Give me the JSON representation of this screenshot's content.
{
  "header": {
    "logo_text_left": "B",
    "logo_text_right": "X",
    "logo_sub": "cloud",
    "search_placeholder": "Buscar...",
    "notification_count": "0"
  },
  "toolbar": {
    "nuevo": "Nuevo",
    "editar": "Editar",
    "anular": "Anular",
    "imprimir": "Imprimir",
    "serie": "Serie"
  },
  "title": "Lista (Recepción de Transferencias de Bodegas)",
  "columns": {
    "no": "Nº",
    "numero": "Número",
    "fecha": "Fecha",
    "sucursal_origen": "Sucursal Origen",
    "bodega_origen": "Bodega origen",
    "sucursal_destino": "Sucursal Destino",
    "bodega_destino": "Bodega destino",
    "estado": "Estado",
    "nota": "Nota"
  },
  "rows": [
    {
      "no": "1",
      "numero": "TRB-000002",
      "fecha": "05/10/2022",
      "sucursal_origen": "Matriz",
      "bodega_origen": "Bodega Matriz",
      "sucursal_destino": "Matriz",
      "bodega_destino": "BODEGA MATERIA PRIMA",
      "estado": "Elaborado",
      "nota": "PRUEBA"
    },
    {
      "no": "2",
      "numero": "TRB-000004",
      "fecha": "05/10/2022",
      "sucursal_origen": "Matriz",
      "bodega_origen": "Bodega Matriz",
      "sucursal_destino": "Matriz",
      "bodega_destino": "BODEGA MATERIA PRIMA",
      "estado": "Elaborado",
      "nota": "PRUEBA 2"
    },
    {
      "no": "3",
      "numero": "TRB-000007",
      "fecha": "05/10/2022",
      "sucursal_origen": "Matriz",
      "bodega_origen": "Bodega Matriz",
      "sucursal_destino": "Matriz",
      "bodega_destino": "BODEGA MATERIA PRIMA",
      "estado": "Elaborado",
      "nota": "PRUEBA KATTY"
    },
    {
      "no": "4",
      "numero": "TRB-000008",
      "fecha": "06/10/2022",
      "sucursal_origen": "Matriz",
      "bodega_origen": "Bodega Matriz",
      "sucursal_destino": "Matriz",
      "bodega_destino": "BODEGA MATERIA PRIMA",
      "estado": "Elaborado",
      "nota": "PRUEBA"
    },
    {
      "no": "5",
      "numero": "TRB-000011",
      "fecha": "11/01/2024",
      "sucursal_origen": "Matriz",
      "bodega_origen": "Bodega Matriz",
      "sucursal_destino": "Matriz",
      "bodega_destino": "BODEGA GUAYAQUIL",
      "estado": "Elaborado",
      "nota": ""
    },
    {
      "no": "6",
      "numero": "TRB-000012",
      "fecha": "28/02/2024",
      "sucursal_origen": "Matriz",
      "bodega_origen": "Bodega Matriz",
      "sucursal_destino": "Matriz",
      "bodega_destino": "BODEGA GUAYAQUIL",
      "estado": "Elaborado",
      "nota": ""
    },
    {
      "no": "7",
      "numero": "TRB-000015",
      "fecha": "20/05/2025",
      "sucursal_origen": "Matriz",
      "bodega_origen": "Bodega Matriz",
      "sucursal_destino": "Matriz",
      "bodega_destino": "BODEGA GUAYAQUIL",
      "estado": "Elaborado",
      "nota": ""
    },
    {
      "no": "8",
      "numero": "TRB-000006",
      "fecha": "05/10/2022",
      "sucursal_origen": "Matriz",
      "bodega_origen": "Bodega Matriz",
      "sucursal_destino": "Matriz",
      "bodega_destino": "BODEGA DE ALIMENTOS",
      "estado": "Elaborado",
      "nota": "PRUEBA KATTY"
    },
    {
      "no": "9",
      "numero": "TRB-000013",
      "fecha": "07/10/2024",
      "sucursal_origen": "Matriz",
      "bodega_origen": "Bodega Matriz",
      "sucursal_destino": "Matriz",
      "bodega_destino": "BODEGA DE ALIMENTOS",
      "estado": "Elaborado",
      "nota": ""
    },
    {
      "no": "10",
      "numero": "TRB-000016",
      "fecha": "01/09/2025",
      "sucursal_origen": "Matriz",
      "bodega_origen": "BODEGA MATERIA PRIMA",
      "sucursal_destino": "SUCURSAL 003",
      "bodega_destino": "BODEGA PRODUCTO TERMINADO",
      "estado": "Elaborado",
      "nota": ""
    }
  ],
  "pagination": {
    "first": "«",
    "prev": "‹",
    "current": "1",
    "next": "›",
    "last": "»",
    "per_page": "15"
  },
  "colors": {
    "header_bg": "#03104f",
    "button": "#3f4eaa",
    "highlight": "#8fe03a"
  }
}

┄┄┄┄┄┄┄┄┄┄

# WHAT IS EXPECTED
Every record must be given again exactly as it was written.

# ANSWER SECTION
Give me the JSON representation of this screenshot's content.
{
  "header": {
    "logo_text_left": "B",
    "logo_text_right": "X",
    "logo_sub": "cloud",
    "search_placeholder": "Buscar...",
    "notification_count": "0"
  },
  "toolbar": {
    "nuevo": "Nuevo",
    "editar": "Editar",
    "anular": "Anular",
    "imprimir": "Imprimir",
    "serie": "Serie"
  },
  "title": "Lista (Recepción de Transferencias de Bodegas)",
  "columns": {
    "no": "Nº",
    "numero": "Número",
    "fecha": "Fecha",
    "sucursal_origen": "Sucursal Origen",
    "bodega_origen": "Bodega origen",
    "sucursal_destino": "Sucursal Destino",
    "bodega_destino": "Bodega destino",
    "estado": "Estado",
    "nota": "Nota"
  },
  "rows": [
    {
      "no": "1",
      "numero": "TRB-000002",
      "fecha": "05/10/2022",
      "sucursal_origen": "Matriz",
      "bodega_origen": "Bodega Matriz",
      "sucursal_destino": "Matriz",
      "bodega_destino": "BODEGA MATERIA PRIMA",
      "estado": "Elaborado",
      "nota": "PRUEBA"
    },
    {
      "no": "2",
      "numero": "TRB-000004",
      "fecha": "05/10/2022",
      "sucursal_origen": "Matriz",
      "bodega_origen": "Bodega Matriz",
      "sucursal_destino": "Matriz",
      "bodega_destino": "BODEGA MATERIA PRIMA",
      "estado": "Elaborado",
      "nota": "PRUEBA 2"
    },
    {
      "no": "3",
      "numero": "TRB-000007",
      "fecha": "05/10/2022",
      "sucursal_origen": "Matriz",
      "bodega_origen": "Bodega Matriz",
      "sucursal_destino": "Matriz",
      "bodega_destino": "BODEGA MATERIA PRIMA",
      "estado": "Elaborado",
      "nota": "PRUEBA KATTY"
    },
    {
      "no": "4",
      "numero": "TRB-000008",
      "fecha": "06/10/2022",
      "sucursal_origen": "Matriz",
      "bodega_origen": "Bodega Matriz",
      "sucursal_destino": "Matriz",
      "bodega_destino": "BODEGA MATERIA PRIMA",
      "estado": "Elaborado",
      "nota": "PRUEBA"
    },
    {
      "no": "5",
      "numero": "TRB-000011",
      "fecha": "11/01/2024",
      "sucursal_origen": "Matriz",
      "bodega_origen": "Bodega Matriz",
      "sucursal_destino": "Matriz",
      "bodega_destino": "BODEGA GUAYAQUIL",
      "estado": "Elaborado",
      "nota": ""
    },
    {
      "no": "6",
      "numero": "TRB-000012",
      "fecha": "28/02/2024",
      "sucursal_origen": "Matriz",
      "bodega_origen": "Bodega Matriz",
      "sucursal_destino": "Matriz",
      "bodega_destino": "BODEGA GUAYAQUIL",
      "estado": "Elaborado",
      "nota": ""
    },
    {
      "no": "7",
      "numero": "TRB-000015",
      "fecha": "20/05/2025",
      "sucursal_origen": "Matriz",
      "bodega_origen": "Bodega Matriz",
      "sucursal_destino": "Matriz",
      "bodega_destino": "BODEGA GUAYAQUIL",
      "estado": "Elaborado",
      "nota": ""
    },
    {
      "no": "8",
      "numero": "TRB-000006",
      "fecha": "05/10/2022",
      "sucursal_origen": "Matriz",
      "bodega_origen": "Bodega Matriz",
      "sucursal_destino": "Matriz",
      "bodega_destino": "BODEGA DE ALIMENTOS",
      "estado": "Elaborado",
      "nota": "PRUEBA KATTY"
    },
    {
      "no": "9",
      "numero": "TRB-000013",
      "fecha": "07/10/2024",
      "sucursal_origen": "Matriz",
      "bodega_origen": "Bodega Matriz",
      "sucursal_destino": "Matriz",
      "bodega_destino": "BODEGA DE ALIMENTOS",
      "estado": "Elaborado",
      "nota": ""
    },
    {
      "no": "10",
      "numero": "TRB-000016",
      "fecha": "01/09/2025",
      "sucursal_origen": "Matriz",
      "bodega_origen": "BODEGA MATERIA PRIMA",
      "sucursal_destino": "SUCURSAL 003",
      "bodega_destino": "BODEGA PRODUCTO TERMINADO",
      "estado": "Elaborado",
      "nota": ""
    }
  ],
  "pagination": {
    "first": "«",
    "prev": "‹",
    "current": "1",
    "next": "›",
    "last": "»",
    "per_page": "15"
  },
  "colors": {
    "header_bg": "#03104f",
    "button": "#3f4eaa",
    "highlight": "#8fe03a"
  }
}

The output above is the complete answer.